As someone who writes about sexual health for an online community, often with a young adult target group in mind, I’m not quite sure what to make of this news.
While Biddlecom’s study is relatively small, using information gathered from only 58 interviews with individual high school students in New York and Indiana, its results are still quite telling. Students informed their interviewers that they were more comfortable receiving information about sex and reproductive health from “education sources such as school, family members, and friends,” rather than the Internet. These otherwise web-savvy teens show unusual foresight in their skepticism toward online sources, saying that it is hard to tell which sites have medically accurate or current information. In an age where many adults rely on websites like Web MD or Ask.com to diagnose their ailments or provide holistic, homeopathic cures, I was surprised to learn that the younger generation prefers a more traditional source of health facts.

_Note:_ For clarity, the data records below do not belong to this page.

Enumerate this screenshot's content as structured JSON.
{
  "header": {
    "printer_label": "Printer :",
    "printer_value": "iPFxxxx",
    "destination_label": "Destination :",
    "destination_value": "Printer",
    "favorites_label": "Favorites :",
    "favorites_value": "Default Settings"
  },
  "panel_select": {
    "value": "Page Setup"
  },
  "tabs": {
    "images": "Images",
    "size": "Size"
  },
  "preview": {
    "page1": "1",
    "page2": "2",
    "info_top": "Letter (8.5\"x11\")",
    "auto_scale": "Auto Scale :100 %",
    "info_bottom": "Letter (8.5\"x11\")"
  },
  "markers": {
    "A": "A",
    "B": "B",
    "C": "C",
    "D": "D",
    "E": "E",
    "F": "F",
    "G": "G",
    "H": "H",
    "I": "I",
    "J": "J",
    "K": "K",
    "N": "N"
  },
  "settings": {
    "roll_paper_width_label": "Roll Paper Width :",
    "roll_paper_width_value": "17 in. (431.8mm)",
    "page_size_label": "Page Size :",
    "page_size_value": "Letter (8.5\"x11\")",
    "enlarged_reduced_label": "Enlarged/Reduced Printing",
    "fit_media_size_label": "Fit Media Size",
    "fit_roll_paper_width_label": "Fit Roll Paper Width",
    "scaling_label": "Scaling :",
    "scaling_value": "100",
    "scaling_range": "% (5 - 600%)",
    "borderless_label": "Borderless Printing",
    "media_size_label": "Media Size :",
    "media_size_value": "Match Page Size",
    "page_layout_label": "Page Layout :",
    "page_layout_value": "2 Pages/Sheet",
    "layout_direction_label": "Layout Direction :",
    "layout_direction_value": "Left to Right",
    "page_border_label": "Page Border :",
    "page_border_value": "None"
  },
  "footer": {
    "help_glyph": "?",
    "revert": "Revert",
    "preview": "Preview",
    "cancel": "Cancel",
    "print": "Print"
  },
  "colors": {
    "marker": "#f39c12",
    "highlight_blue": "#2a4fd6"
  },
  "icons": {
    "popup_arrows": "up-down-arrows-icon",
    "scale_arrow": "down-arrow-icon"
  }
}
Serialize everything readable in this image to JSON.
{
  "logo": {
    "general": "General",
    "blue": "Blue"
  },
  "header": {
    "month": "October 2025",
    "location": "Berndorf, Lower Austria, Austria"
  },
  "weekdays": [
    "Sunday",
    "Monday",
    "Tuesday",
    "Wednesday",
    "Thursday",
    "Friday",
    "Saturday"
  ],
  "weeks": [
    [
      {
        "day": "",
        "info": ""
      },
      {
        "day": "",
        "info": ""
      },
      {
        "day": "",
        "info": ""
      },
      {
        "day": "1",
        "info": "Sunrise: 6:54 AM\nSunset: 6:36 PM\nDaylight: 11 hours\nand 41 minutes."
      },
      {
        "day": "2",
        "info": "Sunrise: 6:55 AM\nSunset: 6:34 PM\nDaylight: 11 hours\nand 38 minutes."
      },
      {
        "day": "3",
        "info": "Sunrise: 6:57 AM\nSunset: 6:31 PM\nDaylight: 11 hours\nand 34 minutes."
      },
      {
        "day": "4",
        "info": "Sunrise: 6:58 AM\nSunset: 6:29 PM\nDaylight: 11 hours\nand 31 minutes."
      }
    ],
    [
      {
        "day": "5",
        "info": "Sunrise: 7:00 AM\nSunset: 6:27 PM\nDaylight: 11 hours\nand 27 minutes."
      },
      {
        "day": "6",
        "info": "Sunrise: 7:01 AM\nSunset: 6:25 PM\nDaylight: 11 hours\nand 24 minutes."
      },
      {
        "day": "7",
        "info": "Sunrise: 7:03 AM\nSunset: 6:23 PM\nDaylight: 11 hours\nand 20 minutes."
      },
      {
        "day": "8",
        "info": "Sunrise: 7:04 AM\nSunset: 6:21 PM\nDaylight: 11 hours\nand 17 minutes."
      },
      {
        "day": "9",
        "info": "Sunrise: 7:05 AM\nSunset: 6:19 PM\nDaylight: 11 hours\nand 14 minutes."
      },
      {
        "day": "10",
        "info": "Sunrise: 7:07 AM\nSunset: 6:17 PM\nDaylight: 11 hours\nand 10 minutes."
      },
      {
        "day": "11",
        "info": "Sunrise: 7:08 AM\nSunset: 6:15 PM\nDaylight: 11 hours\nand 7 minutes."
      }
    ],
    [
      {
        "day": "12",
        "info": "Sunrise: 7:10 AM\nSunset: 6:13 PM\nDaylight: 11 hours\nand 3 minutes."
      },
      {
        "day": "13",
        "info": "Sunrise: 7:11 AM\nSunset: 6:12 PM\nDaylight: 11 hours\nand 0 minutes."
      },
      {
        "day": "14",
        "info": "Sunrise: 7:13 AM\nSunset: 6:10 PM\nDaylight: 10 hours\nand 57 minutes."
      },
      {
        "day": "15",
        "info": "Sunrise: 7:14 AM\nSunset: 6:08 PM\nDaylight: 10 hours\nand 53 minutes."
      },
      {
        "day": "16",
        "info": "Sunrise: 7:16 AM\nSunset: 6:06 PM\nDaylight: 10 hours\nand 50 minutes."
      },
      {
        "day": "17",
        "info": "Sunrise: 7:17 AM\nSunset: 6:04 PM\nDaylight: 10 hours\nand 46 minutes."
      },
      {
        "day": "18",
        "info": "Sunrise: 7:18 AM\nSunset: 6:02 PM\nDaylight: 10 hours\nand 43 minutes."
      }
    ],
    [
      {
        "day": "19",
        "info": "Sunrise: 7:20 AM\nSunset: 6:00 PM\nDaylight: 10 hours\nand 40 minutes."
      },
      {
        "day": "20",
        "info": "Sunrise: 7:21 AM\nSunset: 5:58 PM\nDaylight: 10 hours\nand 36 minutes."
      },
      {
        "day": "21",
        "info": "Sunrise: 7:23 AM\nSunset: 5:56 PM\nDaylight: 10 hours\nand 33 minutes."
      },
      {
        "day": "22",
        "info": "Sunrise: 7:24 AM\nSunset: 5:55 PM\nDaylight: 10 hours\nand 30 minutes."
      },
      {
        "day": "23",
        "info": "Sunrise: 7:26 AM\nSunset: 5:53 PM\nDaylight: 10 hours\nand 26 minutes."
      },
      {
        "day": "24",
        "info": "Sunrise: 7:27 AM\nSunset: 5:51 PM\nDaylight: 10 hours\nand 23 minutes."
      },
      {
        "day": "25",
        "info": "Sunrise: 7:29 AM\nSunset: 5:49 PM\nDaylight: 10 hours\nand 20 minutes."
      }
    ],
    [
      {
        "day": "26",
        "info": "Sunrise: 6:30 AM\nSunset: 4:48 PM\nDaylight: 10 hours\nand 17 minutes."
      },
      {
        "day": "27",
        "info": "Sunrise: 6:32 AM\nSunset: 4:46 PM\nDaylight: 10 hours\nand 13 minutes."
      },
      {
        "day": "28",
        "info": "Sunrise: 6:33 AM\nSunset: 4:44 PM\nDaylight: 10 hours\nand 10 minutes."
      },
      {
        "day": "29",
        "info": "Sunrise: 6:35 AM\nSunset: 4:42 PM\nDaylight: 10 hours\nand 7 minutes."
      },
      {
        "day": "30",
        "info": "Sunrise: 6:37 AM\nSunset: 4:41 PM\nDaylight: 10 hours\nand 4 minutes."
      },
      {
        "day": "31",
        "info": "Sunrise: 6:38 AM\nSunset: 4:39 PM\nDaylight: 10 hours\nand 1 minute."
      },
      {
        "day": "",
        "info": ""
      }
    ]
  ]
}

This is especially surprising because they tend to trust the Internet in so many other contexts: as a news source, as a forum for social interaction, to gather facts for homework assignments, to sample a variety of entertainment styles, etc.
So, what can people who are interested in providing accurate sexual health information to as many young people as possible take away from this study?
Biddlecom’s conclusion – which I whole-heartedly agree with – is that now more than ever, we must fight for science-based, age-appropriate sex education curriculum in schools.